We ended the first leg of our journey with African Symphony by Van McCoy, disco composer and producer most known for The Hustle. With its syncopated melodies, brass fanfares and scalic flute runs, this number evoked the optimism of the pan-African movement of the 1970s.  

After the interval, we rendezvoused in Eastern Europe with Bernstein’s Slava!. This upbeat, chaotic number featured growling brass, slide whistles and campy percussion, along with a middle section in 7/8 time reminiscent of Greek folk dances. The metre change was executed seamlessly and the ensemble’s joy was infectious.

Next, the world premiere of Australian composer Daniel Dinh’s The Stellar Nursery.
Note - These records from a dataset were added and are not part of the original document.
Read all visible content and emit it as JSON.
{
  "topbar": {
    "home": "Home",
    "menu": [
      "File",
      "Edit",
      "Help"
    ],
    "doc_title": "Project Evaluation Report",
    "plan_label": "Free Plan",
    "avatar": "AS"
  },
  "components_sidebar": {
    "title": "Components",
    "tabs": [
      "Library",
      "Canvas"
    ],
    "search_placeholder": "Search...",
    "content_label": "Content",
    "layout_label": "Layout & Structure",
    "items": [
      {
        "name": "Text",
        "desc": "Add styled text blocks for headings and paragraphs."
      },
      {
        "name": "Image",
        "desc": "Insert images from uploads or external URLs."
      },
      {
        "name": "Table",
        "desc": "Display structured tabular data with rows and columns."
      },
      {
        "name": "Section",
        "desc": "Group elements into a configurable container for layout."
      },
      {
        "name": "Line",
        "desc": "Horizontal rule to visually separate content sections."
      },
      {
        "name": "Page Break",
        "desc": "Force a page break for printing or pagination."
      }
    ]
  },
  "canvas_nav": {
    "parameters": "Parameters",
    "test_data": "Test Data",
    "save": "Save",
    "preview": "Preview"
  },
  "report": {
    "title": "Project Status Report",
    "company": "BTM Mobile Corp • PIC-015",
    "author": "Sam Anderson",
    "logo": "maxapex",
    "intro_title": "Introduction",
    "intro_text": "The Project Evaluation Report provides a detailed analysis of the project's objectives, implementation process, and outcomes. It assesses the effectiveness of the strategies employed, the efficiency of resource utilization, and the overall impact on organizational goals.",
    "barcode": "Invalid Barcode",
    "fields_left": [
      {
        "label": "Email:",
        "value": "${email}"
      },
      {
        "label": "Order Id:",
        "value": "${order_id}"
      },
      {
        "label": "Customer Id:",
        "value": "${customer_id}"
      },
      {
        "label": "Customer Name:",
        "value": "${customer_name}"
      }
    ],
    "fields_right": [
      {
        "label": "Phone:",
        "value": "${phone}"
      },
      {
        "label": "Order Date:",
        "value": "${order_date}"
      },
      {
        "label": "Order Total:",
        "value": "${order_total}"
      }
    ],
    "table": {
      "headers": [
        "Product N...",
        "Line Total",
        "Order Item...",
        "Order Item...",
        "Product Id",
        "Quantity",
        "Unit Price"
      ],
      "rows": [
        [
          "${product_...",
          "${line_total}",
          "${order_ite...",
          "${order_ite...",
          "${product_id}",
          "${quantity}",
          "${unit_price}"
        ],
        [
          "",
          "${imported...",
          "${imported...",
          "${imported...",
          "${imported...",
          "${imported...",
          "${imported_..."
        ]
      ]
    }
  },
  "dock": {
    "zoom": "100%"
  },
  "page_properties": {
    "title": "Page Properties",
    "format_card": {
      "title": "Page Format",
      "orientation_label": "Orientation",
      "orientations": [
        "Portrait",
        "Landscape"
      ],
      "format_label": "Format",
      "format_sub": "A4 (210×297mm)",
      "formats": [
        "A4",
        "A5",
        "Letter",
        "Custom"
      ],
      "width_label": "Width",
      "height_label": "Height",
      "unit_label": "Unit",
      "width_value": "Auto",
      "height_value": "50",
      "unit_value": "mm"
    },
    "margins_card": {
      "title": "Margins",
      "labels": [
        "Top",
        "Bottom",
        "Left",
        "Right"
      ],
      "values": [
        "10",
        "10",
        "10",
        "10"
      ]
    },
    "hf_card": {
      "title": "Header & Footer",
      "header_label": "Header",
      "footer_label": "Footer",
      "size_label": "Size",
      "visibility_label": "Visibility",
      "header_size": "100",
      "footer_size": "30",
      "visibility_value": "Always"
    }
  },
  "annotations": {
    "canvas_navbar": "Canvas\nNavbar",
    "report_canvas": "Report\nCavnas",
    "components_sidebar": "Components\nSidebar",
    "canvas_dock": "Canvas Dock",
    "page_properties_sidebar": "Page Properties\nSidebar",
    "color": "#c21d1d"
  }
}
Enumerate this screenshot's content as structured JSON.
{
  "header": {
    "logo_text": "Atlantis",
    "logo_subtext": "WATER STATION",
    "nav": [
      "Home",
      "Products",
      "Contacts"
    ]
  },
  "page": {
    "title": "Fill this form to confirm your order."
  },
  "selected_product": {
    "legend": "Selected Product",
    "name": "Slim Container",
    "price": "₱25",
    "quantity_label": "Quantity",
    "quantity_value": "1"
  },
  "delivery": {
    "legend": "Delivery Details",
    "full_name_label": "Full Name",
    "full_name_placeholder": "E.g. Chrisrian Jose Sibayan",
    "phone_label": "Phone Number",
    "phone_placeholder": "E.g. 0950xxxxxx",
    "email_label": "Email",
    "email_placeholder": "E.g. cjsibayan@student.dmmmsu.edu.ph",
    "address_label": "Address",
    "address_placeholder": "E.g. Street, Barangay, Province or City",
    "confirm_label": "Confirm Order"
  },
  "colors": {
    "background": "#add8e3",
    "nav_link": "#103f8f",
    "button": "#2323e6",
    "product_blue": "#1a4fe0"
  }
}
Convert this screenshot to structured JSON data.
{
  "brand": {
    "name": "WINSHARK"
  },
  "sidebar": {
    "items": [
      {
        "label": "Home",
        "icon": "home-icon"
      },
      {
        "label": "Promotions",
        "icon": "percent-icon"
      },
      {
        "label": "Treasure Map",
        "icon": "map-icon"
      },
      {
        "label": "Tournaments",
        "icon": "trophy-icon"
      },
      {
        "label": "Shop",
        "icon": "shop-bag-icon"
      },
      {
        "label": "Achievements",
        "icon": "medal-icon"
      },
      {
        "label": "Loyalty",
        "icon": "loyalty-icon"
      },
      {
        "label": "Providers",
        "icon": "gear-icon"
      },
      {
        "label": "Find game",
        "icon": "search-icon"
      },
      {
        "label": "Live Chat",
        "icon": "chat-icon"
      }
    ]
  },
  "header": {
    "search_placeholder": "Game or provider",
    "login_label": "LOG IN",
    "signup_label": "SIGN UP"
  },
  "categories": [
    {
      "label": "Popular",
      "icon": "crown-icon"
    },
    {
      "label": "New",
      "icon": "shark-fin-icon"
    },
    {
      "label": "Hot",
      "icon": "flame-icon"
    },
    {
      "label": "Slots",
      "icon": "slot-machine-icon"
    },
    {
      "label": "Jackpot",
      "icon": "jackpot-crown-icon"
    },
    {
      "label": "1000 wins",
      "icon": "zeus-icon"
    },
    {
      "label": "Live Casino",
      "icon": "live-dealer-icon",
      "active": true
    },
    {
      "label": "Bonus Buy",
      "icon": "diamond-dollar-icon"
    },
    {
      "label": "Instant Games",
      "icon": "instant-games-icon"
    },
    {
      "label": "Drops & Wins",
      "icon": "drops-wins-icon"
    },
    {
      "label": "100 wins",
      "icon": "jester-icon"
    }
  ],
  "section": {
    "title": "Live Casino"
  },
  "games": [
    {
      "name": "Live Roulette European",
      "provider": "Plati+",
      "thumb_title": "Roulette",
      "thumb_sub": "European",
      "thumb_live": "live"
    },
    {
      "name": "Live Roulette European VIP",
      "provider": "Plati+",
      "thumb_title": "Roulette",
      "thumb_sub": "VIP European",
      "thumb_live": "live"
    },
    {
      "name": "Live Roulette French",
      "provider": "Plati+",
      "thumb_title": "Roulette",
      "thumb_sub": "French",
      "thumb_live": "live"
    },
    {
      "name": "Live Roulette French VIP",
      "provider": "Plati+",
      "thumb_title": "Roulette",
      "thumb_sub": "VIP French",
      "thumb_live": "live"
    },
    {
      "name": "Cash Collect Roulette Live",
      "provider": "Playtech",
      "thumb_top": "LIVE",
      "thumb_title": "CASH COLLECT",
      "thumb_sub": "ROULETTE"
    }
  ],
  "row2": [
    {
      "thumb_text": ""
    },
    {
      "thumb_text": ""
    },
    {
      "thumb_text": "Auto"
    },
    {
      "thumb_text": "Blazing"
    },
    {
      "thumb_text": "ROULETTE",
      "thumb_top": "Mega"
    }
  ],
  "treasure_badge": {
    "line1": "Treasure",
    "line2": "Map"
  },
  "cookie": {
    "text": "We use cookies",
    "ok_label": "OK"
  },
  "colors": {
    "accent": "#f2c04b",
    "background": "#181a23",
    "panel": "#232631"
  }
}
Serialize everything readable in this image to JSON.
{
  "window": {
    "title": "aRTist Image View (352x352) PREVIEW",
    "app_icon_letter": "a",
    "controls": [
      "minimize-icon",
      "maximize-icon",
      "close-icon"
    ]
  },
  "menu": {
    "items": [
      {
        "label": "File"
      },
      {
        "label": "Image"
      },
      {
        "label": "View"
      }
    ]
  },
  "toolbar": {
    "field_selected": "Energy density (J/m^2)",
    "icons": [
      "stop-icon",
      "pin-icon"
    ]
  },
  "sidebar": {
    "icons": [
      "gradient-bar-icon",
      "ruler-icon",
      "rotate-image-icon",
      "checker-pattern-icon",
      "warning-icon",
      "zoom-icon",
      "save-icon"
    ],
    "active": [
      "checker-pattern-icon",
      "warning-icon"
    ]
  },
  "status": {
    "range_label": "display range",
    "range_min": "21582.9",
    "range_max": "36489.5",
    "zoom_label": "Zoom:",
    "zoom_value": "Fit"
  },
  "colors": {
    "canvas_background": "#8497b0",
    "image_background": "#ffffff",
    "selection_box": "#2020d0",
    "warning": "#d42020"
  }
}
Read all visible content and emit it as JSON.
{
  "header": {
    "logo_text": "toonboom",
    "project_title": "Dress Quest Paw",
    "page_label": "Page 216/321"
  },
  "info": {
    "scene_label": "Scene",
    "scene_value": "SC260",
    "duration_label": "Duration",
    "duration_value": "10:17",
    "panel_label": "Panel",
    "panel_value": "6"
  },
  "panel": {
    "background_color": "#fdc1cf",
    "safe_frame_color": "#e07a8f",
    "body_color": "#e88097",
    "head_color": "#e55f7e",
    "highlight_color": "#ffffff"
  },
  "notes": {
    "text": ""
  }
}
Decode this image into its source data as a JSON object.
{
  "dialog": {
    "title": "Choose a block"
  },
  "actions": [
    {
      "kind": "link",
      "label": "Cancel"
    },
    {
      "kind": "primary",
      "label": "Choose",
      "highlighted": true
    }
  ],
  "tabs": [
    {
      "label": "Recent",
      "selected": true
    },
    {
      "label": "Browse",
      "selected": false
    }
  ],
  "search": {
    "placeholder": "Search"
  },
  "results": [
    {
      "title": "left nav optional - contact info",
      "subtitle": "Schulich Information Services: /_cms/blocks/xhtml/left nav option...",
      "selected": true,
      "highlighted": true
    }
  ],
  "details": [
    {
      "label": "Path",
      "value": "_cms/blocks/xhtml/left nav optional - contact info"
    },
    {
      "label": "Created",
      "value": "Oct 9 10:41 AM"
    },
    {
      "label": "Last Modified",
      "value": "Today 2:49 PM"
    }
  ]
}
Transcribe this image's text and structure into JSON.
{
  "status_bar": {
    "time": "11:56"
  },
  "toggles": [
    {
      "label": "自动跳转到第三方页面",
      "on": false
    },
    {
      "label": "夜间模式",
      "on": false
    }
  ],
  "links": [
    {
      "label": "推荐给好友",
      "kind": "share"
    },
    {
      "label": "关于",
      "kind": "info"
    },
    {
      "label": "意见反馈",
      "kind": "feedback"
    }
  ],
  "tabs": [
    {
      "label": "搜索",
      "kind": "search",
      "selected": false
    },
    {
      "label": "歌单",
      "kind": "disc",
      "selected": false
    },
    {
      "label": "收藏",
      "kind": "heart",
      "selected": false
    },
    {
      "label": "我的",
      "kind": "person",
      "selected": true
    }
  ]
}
Dinh has had a long association with SUWO starting as a student performer, and it shows, as this work highlighted every part of the ensemble. From its opening, reminiscent of the Star Trek opening credits, to the ending, which rang suspended for several seconds, Dinh skilfully  evokes the calm expanse of space. A beautiful work, and a well-needed breather in a predominantly high-energy programme.  

We returned to modern China with Elegant Refinement, a work that synthesised elements of Chinese music with classic military band style. This was another work that highlighted the ensemble’s brass players after the more woodwind-heavy arrangements of the first half. 

As we neared the end of our journey, we stopped over in New Mexico for John Mackey’s Lightning Field, inspired by an art installation of the same name – a vast stretch of desert marked by 400 steel poles that act as lightning conductors. Three members of the ensemble served as thunder-drummers, positioned at left, right and centre stage for stereophonic effect as we heard rain build into a storm that thrashed wildly before dying away as suddenly as it started. 

We parted in Japan, with My Neighbour Totoro by the inimitable Joe Hisaishi. This cheeky and charming arrangement had me smiling in my seat, the perfect ending to our journey. 

This was an all around excellent evening of music. While SUWO may not have charted the whole globe, the wind orchestra is an ensemble created by and for the Western classical music tradition. Within the constraints of instrumentation, available compositions, and arrangements, they did an outstanding job.

Shout out to the many soloists who played throughout the evening, along with the percussion section who truly held the ensemble together. Credit should also go to conductor Cathy Chan not only for her clear, effective conducting but for being an informative and charming compere. 

At the end of the show, I had the opportunity to speak with the conductors, SUWO’s President Emma Koch, and principal clarinettist Stephen Firmer. Stephen’s journey with SUWO deserves a mention. A pharmacist by profession, his daughter was a member of the ensemble years ago. When they needed a substitute for a state competition, Stephen’s daughter suggested him, and he has been with them ever since. SUWO is truly a community ensemble, and seeing non-professional musicians giving their time to making music simply for the beauty of it is heartwarming. 

SUWO’s next concert is on the 28th of October. Follow them on Facebook or Instagram for details closer to the date.